___ RECORDS FOR PROCESSING ___

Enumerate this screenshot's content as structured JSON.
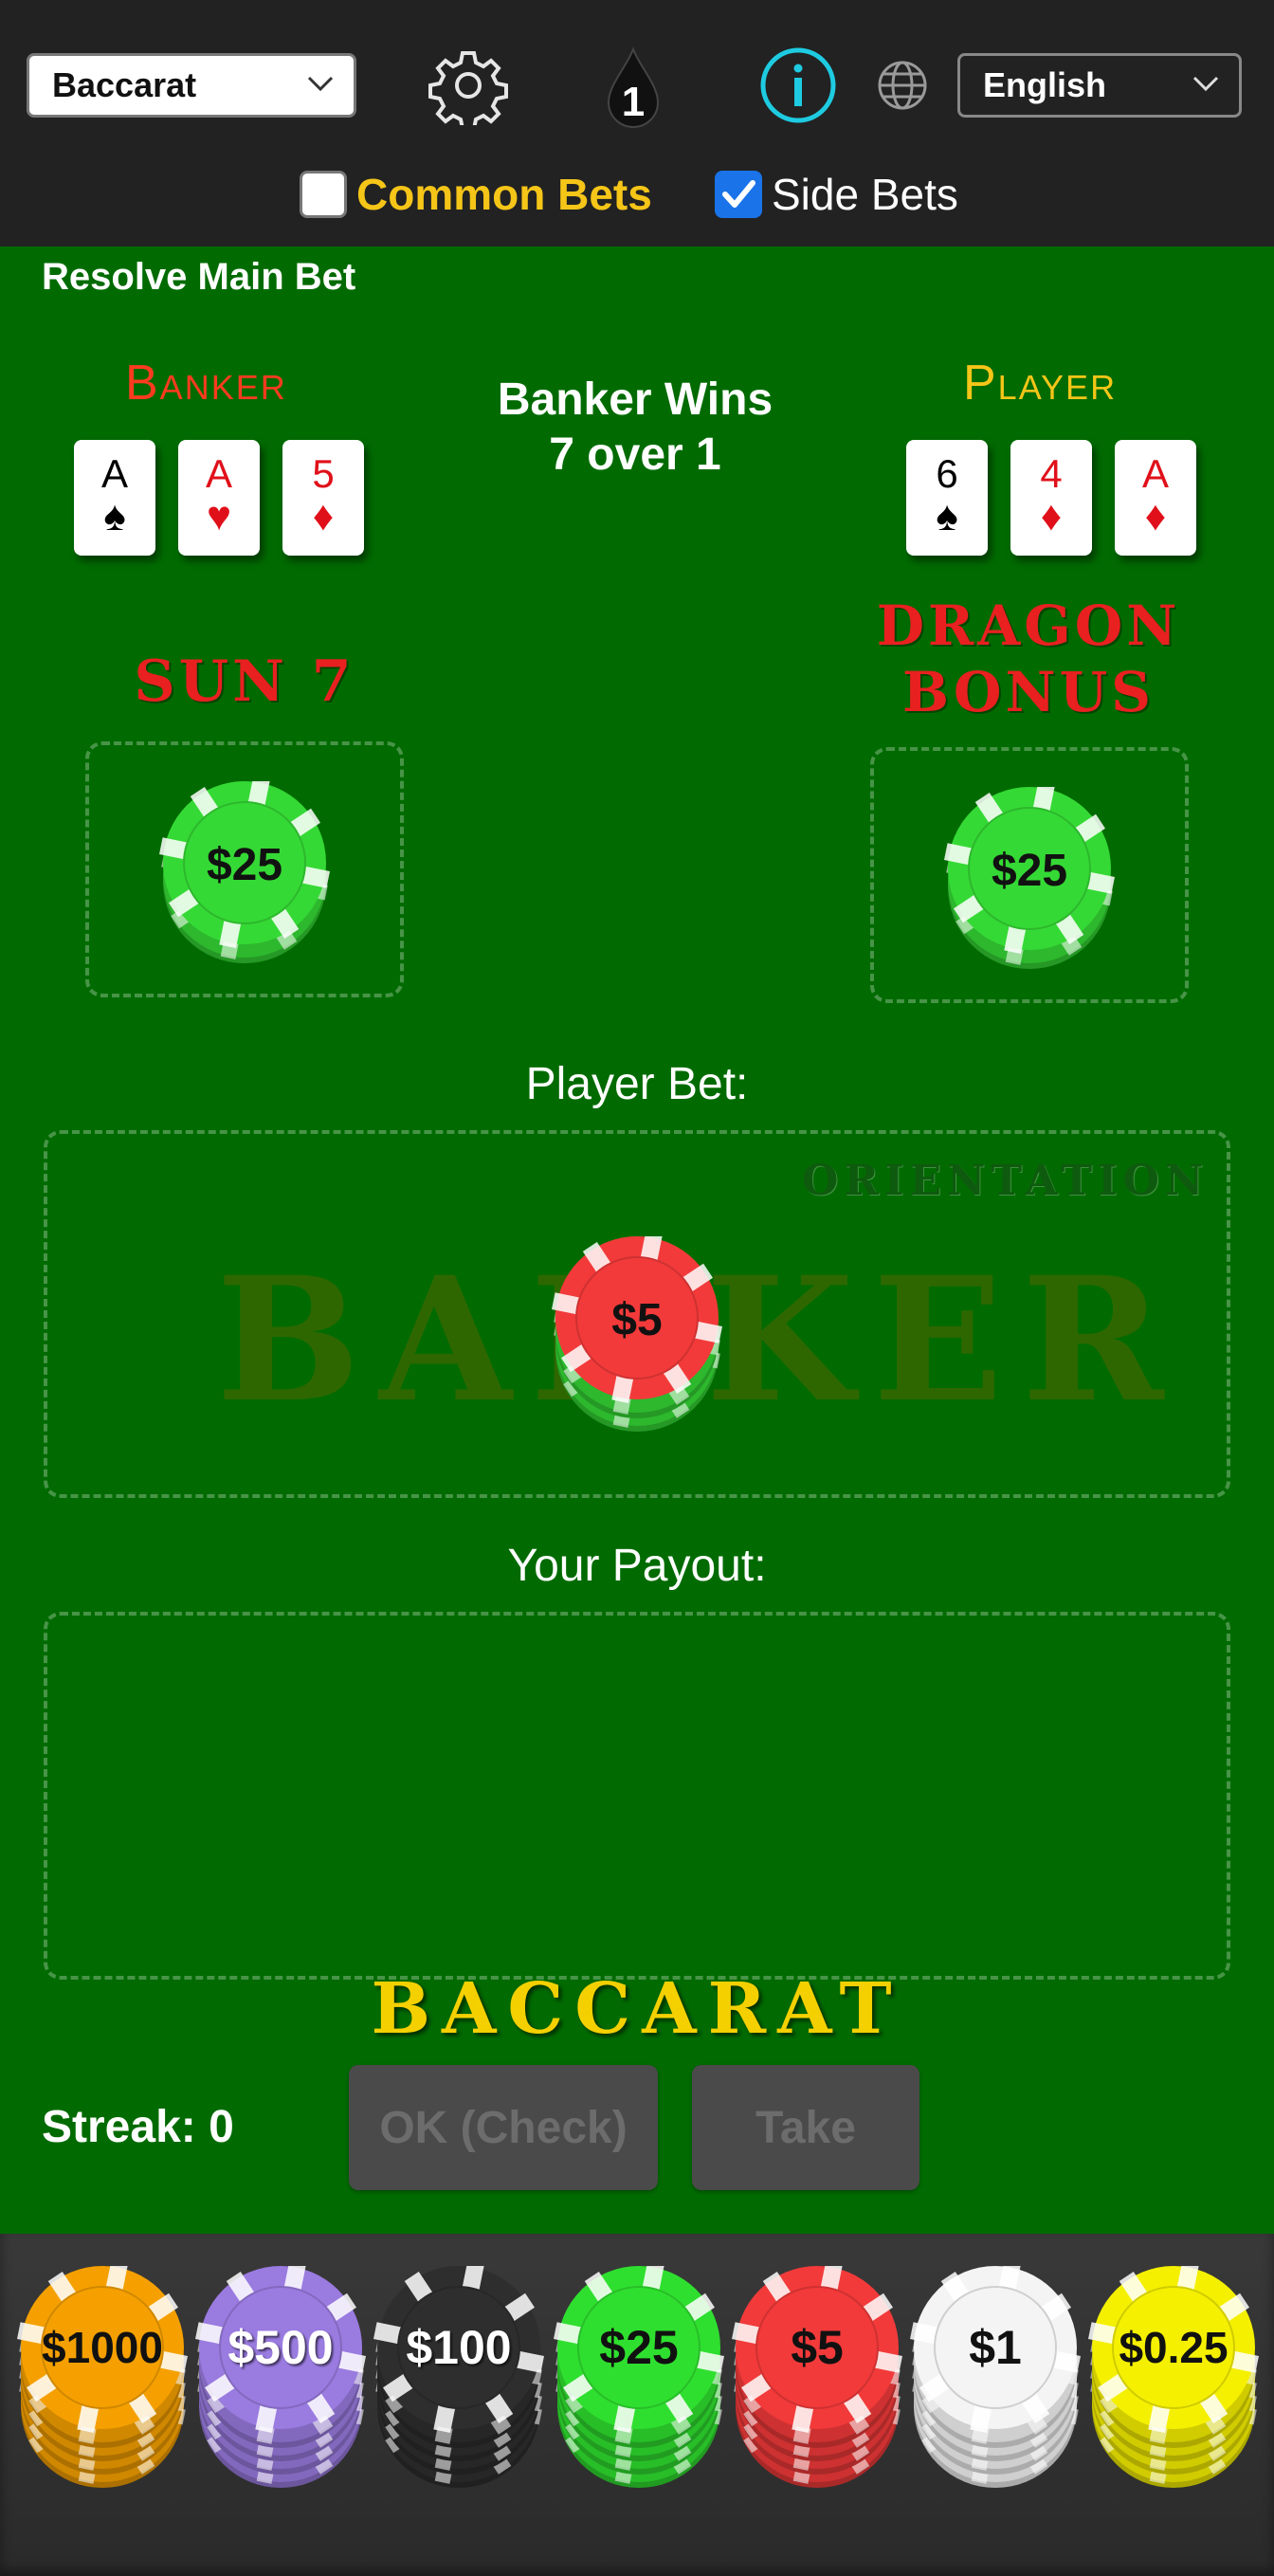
{
  "header": {
    "game_select": {
      "value": "Baccarat"
    },
    "language_select": {
      "value": "English"
    },
    "round_badge": "1",
    "common_bets": {
      "label": "Common Bets",
      "checked": false
    },
    "side_bets": {
      "label": "Side Bets",
      "checked": true
    },
    "colors": {
      "info_accent": "#1ecbe1",
      "common_label": "#f5c518",
      "checkbox_checked": "#1a73e8"
    }
  },
  "table": {
    "mode_text": "Resolve Main Bet",
    "banker": {
      "title": "Banker",
      "cards": [
        {
          "rank": "A",
          "suit": "♠",
          "color": "black"
        },
        {
          "rank": "A",
          "suit": "♥",
          "color": "red"
        },
        {
          "rank": "5",
          "suit": "♦",
          "color": "red"
        }
      ]
    },
    "player": {
      "title": "Player",
      "cards": [
        {
          "rank": "6",
          "suit": "♠",
          "color": "black"
        },
        {
          "rank": "4",
          "suit": "♦",
          "color": "red"
        },
        {
          "rank": "A",
          "suit": "♦",
          "color": "red"
        }
      ]
    },
    "result": {
      "line1": "Banker Wins",
      "line2": "7 over 1"
    },
    "side_bets": {
      "sun7": {
        "title": "SUN 7",
        "chip": "$25"
      },
      "dragon_bonus": {
        "title_line1": "DRAGON",
        "title_line2": "BONUS",
        "chip": "$25"
      }
    },
    "player_bet": {
      "label": "Player Bet:",
      "orientation": "ORIENTATION",
      "watermark": "BANKER",
      "chip": "$5"
    },
    "payout": {
      "label": "Your Payout:"
    },
    "game_title": "BACCARAT",
    "streak": "Streak: 0",
    "buttons": {
      "ok": "OK (Check)",
      "take": "Take"
    }
  },
  "chip_tray": [
    {
      "label": "$1000",
      "color": "#f5a000",
      "text_color": "#111111"
    },
    {
      "label": "$500",
      "color": "#9a7be0",
      "text_color": "#ffffff"
    },
    {
      "label": "$100",
      "color": "#2e2e2e",
      "text_color": "#ffffff"
    },
    {
      "label": "$25",
      "color": "#2fdf2f",
      "text_color": "#111111"
    },
    {
      "label": "$5",
      "color": "#f23a3a",
      "text_color": "#111111"
    },
    {
      "label": "$1",
      "color": "#f4f4f4",
      "text_color": "#111111"
    },
    {
      "label": "$0.25",
      "color": "#f5f000",
      "text_color": "#111111"
    }
  ]
}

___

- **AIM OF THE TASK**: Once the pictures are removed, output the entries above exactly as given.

- **WRITTEN RESPONSE**:
Enumerate this screenshot's content as structured JSON.
{
  "header": {
    "game_select": {
      "value": "Baccarat"
    },
    "language_select": {
      "value": "English"
    },
    "round_badge": "1",
    "common_bets": {
      "label": "Common Bets",
      "checked": false
    },
    "side_bets": {
      "label": "Side Bets",
      "checked": true
    },
    "colors": {
      "info_accent": "#1ecbe1",
      "common_label": "#f5c518",
      "checkbox_checked": "#1a73e8"
    }
  },
  "table": {
    "mode_text": "Resolve Main Bet",
    "banker": {
      "title": "Banker",
      "cards": [
        {
          "rank": "A",
          "suit": "♠",
          "color": "black"
        },
        {
          "rank": "A",
          "suit": "♥",
          "color": "red"
        },
        {
          "rank": "5",
          "suit": "♦",
          "color": "red"
        }
      ]
    },
    "player": {
      "title": "Player",
      "cards": [
        {
          "rank": "6",
          "suit": "♠",
          "color": "black"
        },
        {
          "rank": "4",
          "suit": "♦",
          "color": "red"
        },
        {
          "rank": "A",
          "suit": "♦",
          "color": "red"
        }
      ]
    },
    "result": {
      "line1": "Banker Wins",
      "line2": "7 over 1"
    },
    "side_bets": {
      "sun7": {
        "title": "SUN 7",
        "chip": "$25"
      },
      "dragon_bonus": {
        "title_line1": "DRAGON",
        "title_line2": "BONUS",
        "chip": "$25"
      }
    },
    "player_bet": {
      "label": "Player Bet:",
      "orientation": "ORIENTATION",
      "watermark": "BANKER",
      "chip": "$5"
    },
    "payout": {
      "label": "Your Payout:"
    },
    "game_title": "BACCARAT",
    "streak": "Streak: 0",
    "buttons": {
      "ok": "OK (Check)",
      "take": "Take"
    }
  },
  "chip_tray": [
    {
      "label": "$1000",
      "color": "#f5a000",
      "text_color": "#111111"
    },
    {
      "label": "$500",
      "color": "#9a7be0",
      "text_color": "#ffffff"
    },
    {
      "label": "$100",
      "color": "#2e2e2e",
      "text_color": "#ffffff"
    },
    {
      "label": "$25",
      "color": "#2fdf2f",
      "text_color": "#111111"
    },
    {
      "label": "$5",
      "color": "#f23a3a",
      "text_color": "#111111"
    },
    {
      "label": "$1",
      "color": "#f4f4f4",
      "text_color": "#111111"
    },
    {
      "label": "$0.25",
      "color": "#f5f000",
      "text_color": "#111111"
    }
  ]
}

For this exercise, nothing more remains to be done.